[Dataset rows for apps and sites]
....
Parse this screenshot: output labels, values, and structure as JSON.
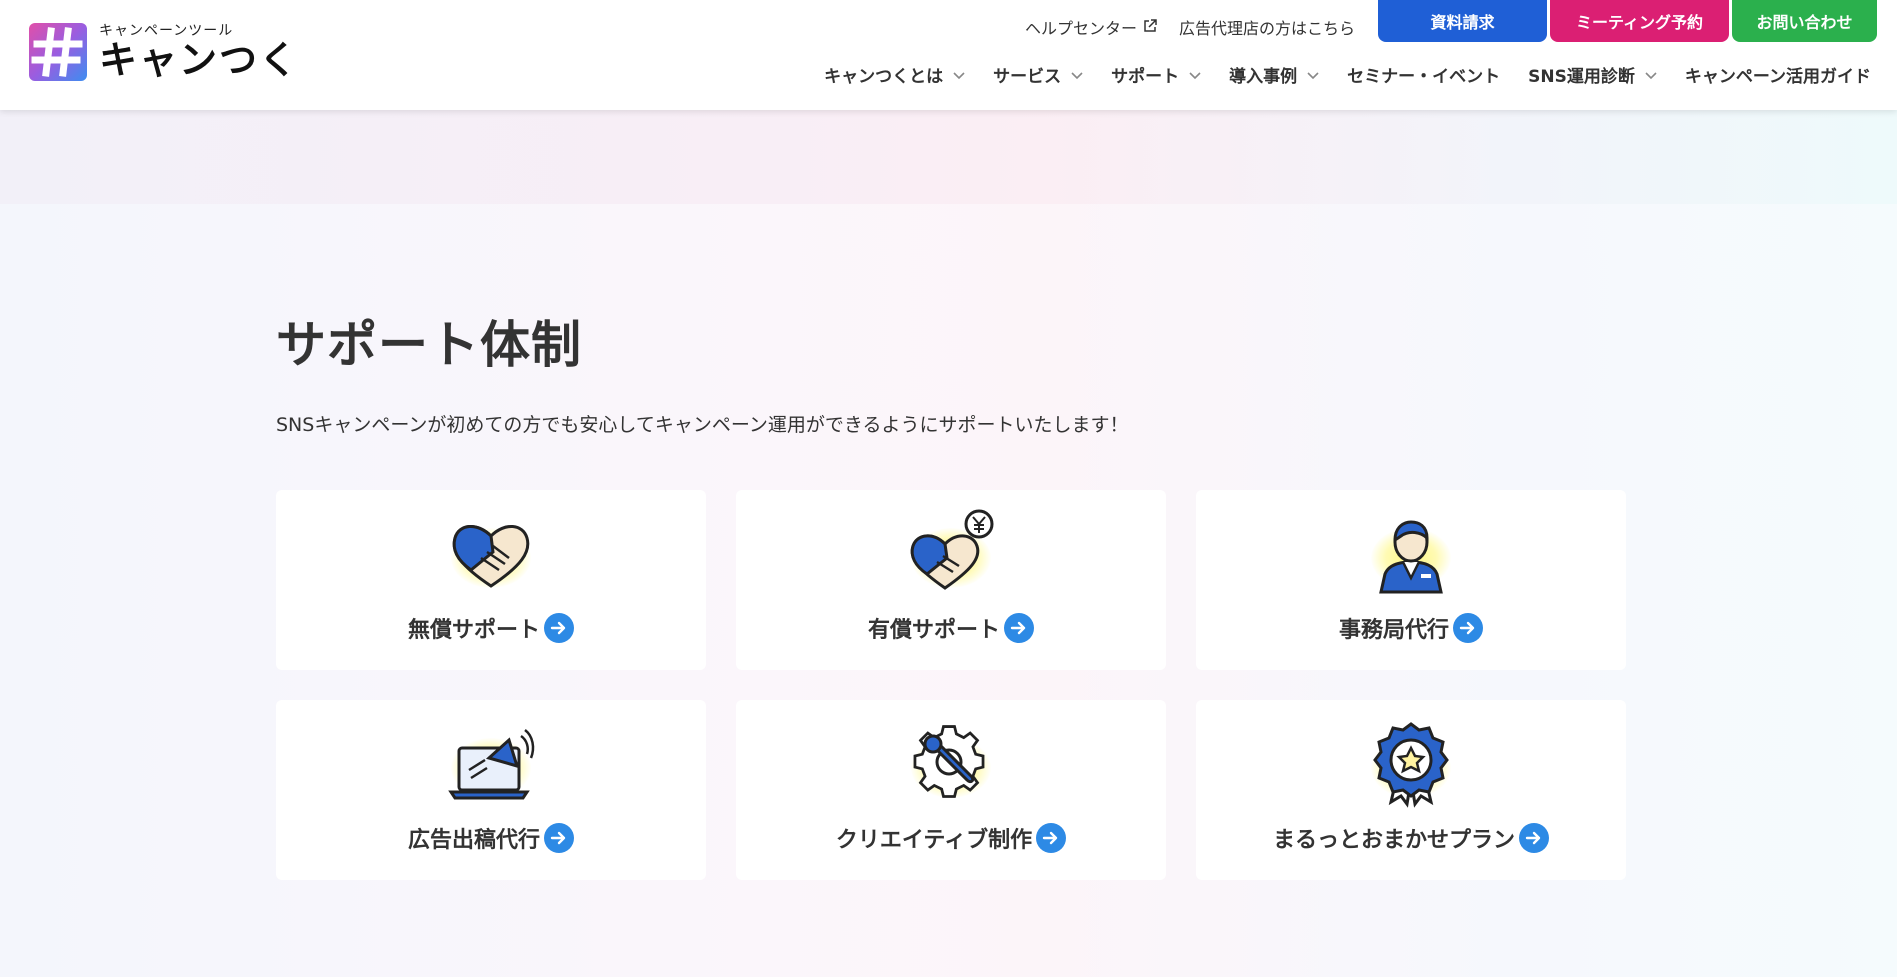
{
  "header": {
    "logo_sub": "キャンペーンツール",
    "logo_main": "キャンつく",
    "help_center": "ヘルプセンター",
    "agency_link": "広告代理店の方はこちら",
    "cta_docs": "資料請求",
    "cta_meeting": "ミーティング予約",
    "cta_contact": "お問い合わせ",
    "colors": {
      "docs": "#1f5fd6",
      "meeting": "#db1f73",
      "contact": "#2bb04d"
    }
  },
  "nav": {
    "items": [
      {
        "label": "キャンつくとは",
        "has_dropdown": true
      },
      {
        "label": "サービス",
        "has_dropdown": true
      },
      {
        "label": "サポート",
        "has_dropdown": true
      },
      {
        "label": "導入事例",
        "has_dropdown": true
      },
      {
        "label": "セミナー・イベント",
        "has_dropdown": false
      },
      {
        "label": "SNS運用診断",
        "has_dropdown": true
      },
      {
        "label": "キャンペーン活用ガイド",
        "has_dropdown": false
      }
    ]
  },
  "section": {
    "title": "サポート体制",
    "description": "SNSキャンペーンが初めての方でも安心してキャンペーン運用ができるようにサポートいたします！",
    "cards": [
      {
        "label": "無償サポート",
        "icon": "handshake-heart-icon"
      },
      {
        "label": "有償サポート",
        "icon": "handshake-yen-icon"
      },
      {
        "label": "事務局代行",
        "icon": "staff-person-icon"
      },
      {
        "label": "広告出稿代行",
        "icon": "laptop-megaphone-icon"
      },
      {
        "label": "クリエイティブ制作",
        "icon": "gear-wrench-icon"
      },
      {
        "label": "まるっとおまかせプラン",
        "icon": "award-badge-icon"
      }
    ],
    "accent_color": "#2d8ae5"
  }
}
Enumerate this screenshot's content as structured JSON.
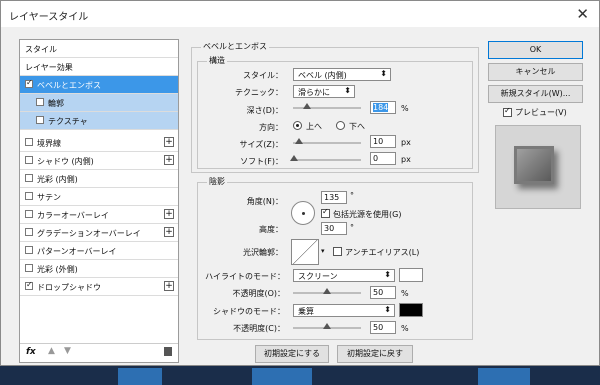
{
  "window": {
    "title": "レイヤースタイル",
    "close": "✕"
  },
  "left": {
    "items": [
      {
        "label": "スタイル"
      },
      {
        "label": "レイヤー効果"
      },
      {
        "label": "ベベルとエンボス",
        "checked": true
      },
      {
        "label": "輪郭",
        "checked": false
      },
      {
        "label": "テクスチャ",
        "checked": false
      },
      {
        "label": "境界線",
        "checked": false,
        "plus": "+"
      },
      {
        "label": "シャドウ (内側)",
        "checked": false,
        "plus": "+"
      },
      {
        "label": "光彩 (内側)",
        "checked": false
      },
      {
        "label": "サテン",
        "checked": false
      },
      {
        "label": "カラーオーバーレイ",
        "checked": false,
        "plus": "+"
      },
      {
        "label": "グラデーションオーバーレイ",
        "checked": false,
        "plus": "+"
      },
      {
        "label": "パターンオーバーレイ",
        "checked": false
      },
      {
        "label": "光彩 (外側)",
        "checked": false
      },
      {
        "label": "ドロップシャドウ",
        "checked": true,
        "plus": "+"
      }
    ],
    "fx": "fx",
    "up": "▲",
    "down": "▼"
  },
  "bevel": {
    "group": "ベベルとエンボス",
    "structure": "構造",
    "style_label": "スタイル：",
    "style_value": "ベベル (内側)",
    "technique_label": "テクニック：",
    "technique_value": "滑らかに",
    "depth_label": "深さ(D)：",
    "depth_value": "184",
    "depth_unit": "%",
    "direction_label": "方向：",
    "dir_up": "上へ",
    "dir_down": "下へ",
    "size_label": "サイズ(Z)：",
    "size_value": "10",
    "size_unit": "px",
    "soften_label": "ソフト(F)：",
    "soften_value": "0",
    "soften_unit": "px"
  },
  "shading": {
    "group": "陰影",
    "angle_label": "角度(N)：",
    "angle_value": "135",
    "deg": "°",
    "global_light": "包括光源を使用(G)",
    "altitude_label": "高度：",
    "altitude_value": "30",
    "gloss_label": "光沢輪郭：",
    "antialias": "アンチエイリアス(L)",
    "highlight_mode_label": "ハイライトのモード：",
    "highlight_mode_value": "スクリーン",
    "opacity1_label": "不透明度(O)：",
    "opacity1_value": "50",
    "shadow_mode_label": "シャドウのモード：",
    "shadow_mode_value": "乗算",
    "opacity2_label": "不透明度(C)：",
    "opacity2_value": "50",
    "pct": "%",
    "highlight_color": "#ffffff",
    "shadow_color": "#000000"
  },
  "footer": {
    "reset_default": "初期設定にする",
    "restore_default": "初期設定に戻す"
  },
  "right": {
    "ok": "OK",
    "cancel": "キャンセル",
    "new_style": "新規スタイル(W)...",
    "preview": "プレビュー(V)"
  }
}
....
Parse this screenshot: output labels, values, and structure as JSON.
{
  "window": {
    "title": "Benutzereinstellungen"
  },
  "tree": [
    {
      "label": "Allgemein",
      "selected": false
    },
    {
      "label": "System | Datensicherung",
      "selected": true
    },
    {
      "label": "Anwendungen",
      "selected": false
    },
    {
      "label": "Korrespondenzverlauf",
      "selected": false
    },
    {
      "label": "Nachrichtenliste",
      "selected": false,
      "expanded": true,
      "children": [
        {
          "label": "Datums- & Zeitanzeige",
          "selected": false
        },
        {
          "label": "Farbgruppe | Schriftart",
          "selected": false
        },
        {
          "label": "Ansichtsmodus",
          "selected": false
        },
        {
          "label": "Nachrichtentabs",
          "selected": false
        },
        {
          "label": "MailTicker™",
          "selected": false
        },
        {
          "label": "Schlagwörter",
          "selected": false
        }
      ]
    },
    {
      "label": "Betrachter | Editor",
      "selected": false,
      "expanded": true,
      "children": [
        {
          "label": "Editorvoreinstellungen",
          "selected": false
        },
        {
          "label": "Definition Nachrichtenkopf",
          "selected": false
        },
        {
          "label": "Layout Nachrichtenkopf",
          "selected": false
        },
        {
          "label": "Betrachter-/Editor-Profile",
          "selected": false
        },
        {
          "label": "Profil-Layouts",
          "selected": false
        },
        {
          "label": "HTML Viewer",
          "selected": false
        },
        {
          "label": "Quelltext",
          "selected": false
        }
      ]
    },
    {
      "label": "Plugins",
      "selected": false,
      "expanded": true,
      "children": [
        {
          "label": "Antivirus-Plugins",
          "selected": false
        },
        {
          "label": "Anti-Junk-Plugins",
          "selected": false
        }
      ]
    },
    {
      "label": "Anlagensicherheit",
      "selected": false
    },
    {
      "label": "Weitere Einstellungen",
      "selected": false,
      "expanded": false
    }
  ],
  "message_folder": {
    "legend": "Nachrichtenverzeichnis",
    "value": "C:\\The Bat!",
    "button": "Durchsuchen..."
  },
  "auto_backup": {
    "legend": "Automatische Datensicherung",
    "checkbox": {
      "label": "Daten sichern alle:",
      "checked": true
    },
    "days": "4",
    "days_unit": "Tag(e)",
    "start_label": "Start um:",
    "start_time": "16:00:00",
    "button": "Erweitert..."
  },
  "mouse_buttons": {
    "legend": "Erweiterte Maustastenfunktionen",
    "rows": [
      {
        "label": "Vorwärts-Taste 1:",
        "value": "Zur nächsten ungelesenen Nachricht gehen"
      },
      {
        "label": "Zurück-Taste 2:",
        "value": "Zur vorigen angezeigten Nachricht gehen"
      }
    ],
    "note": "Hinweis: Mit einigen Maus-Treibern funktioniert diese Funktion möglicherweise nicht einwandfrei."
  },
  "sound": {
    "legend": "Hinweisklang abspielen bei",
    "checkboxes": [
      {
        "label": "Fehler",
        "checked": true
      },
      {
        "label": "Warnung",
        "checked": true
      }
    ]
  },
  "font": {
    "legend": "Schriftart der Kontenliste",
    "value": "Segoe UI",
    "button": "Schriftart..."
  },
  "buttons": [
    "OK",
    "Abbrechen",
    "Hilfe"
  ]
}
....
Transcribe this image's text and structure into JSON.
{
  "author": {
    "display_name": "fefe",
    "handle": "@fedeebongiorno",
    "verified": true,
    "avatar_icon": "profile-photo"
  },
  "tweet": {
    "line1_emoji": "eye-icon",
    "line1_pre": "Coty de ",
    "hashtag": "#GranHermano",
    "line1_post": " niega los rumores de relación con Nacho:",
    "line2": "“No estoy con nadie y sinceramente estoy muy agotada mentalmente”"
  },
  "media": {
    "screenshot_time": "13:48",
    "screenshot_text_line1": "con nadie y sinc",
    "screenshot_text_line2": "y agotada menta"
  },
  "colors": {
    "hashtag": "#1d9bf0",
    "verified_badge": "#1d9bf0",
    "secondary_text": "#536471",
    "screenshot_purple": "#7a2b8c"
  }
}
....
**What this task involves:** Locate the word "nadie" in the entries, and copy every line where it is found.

**Task output:**
    "line2": "“No estoy con nadie y sinceramente estoy muy agotada mentalmente”"
    "screenshot_text_line1": "con nadie y sinc",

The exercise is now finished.